Brief: Find every line in the records below that holds the word "this", and copy it out.

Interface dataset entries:
━━━━

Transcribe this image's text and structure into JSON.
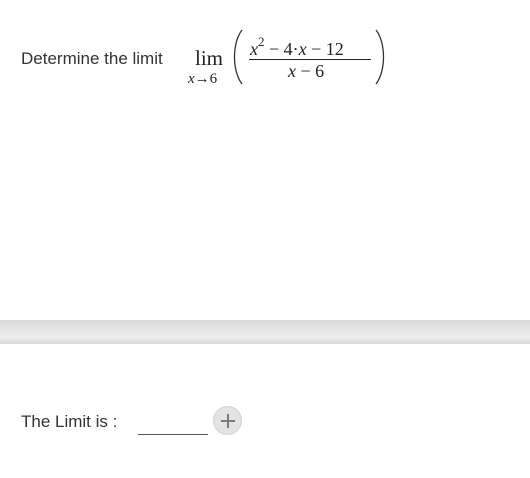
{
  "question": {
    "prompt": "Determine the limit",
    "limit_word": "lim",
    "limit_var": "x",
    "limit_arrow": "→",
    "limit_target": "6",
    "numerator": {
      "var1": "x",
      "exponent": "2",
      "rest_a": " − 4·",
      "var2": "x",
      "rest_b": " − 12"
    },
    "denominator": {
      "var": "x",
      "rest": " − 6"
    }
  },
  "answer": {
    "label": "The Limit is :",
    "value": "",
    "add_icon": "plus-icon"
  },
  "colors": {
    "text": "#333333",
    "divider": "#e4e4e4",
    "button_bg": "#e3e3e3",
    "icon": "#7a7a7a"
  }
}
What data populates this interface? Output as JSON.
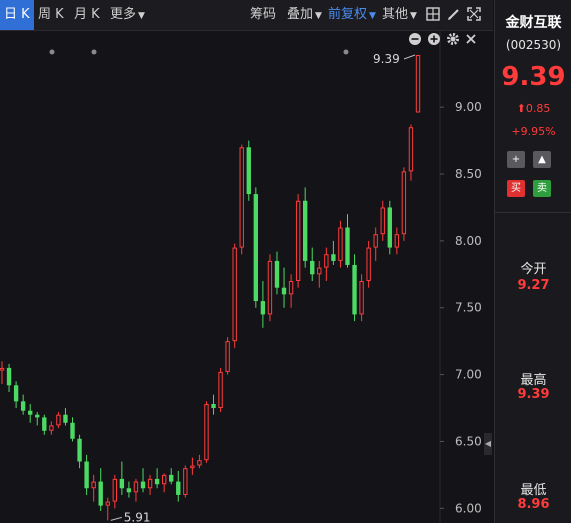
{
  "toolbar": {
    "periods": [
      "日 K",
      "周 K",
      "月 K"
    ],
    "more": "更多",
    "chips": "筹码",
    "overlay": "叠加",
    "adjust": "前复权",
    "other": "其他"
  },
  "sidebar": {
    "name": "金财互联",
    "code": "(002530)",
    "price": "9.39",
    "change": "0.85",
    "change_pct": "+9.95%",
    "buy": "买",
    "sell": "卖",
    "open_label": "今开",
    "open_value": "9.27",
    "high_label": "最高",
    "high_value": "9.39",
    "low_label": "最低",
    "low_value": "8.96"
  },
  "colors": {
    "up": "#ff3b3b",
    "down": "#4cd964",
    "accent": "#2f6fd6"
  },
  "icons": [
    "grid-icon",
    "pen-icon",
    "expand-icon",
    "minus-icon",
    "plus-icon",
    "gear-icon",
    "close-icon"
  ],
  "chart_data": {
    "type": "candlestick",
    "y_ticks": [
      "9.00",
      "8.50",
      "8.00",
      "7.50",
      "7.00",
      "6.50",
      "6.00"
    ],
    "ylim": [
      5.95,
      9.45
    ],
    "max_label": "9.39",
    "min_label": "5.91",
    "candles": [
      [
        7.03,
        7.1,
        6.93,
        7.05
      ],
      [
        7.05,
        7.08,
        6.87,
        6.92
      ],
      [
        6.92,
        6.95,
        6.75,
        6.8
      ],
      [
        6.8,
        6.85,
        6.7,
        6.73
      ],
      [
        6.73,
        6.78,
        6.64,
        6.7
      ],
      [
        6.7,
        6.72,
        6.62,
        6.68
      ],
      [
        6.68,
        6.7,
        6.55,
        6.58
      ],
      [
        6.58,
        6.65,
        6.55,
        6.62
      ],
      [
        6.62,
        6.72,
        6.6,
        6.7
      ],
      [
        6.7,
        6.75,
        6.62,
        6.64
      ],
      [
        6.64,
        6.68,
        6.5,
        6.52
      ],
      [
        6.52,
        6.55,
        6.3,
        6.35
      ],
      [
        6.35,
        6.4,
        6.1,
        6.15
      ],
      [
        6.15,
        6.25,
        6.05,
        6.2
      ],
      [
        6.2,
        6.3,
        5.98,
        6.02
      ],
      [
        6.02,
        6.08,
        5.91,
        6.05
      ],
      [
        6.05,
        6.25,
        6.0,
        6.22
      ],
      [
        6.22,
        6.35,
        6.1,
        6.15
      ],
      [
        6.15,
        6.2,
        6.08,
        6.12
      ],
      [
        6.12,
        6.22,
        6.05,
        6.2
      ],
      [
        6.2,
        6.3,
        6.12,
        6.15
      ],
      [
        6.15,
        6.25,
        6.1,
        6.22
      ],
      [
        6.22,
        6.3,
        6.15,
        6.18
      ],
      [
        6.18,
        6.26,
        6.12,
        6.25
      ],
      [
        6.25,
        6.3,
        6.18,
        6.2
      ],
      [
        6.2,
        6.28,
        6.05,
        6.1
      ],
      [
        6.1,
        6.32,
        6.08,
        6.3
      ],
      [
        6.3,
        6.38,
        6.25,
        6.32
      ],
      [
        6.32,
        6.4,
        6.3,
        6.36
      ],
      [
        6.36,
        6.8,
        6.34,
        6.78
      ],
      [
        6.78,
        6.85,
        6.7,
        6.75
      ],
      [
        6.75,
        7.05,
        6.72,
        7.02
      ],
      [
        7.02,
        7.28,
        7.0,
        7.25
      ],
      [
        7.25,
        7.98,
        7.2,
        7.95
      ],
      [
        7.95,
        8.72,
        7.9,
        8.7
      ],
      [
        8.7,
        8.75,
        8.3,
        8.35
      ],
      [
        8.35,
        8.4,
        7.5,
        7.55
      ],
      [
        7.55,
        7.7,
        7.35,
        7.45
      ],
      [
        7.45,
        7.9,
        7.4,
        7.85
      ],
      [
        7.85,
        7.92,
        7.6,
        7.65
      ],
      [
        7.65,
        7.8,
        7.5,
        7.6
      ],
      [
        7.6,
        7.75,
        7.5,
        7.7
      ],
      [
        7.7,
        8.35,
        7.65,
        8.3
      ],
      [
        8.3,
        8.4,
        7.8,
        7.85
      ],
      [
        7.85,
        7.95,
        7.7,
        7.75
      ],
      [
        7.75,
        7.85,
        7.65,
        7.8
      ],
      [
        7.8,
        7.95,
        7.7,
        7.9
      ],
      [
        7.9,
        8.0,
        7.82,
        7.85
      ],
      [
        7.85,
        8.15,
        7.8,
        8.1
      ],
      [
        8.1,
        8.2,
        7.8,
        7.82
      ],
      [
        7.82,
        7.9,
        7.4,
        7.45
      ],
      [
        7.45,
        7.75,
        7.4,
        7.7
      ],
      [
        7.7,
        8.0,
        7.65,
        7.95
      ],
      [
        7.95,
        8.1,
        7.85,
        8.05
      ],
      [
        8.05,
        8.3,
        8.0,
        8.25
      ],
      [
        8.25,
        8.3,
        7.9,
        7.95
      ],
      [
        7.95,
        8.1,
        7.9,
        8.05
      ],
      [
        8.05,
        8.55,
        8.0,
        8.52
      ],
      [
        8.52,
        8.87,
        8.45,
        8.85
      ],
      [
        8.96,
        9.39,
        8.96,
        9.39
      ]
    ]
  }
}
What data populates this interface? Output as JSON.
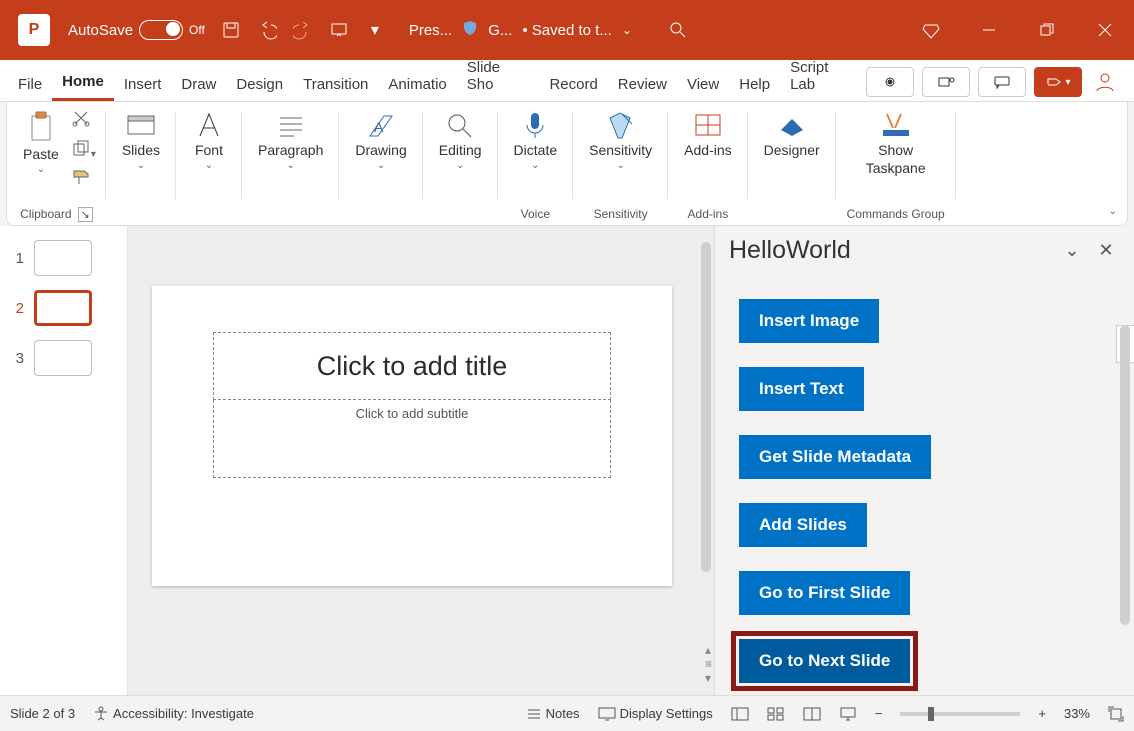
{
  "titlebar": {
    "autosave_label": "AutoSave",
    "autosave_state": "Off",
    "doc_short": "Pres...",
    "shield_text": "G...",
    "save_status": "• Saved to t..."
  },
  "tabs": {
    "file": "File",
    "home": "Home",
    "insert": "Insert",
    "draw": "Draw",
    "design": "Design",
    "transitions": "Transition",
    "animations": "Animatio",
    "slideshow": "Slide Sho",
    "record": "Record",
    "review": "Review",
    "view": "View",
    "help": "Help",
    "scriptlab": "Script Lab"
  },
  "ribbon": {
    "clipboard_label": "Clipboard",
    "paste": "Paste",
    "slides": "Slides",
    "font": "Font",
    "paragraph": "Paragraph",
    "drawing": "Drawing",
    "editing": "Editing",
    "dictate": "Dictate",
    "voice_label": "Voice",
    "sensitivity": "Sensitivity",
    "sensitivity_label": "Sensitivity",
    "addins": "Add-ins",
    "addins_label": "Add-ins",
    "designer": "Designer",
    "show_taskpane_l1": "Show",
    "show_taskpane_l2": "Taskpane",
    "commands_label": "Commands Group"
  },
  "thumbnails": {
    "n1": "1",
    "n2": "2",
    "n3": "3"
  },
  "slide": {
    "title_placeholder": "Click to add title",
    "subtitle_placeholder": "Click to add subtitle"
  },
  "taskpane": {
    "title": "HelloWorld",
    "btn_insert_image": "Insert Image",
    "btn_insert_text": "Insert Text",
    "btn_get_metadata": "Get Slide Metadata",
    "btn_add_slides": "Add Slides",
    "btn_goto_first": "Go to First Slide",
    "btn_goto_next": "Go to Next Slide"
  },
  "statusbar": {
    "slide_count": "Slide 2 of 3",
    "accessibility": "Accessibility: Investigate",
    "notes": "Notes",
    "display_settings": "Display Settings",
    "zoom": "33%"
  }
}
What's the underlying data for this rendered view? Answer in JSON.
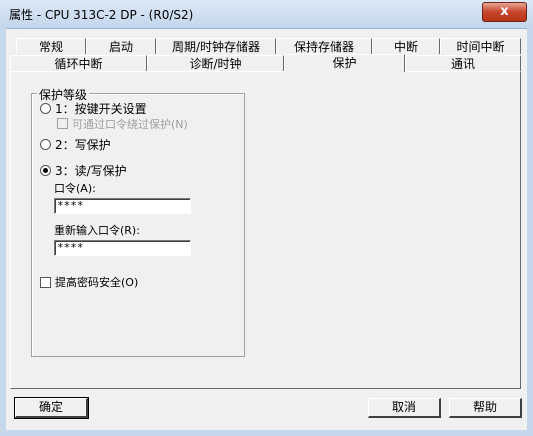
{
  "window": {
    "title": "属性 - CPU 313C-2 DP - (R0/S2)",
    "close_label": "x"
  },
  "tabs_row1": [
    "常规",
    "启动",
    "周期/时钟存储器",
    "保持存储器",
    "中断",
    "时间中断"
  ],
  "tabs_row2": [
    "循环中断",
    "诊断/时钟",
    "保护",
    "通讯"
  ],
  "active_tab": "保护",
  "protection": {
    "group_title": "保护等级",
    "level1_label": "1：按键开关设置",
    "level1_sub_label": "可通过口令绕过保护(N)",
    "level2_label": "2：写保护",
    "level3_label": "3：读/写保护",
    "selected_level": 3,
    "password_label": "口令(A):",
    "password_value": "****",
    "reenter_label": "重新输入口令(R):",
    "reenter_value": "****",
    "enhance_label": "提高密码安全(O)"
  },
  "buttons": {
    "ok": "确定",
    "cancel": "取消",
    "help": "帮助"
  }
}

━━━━

Answer space:
Transcribe this image's text and structure into JSON.
What data populates this interface? Output as JSON.
What data populates this interface? Output as JSON.
What's the underlying data for this rendered view? Answer in JSON.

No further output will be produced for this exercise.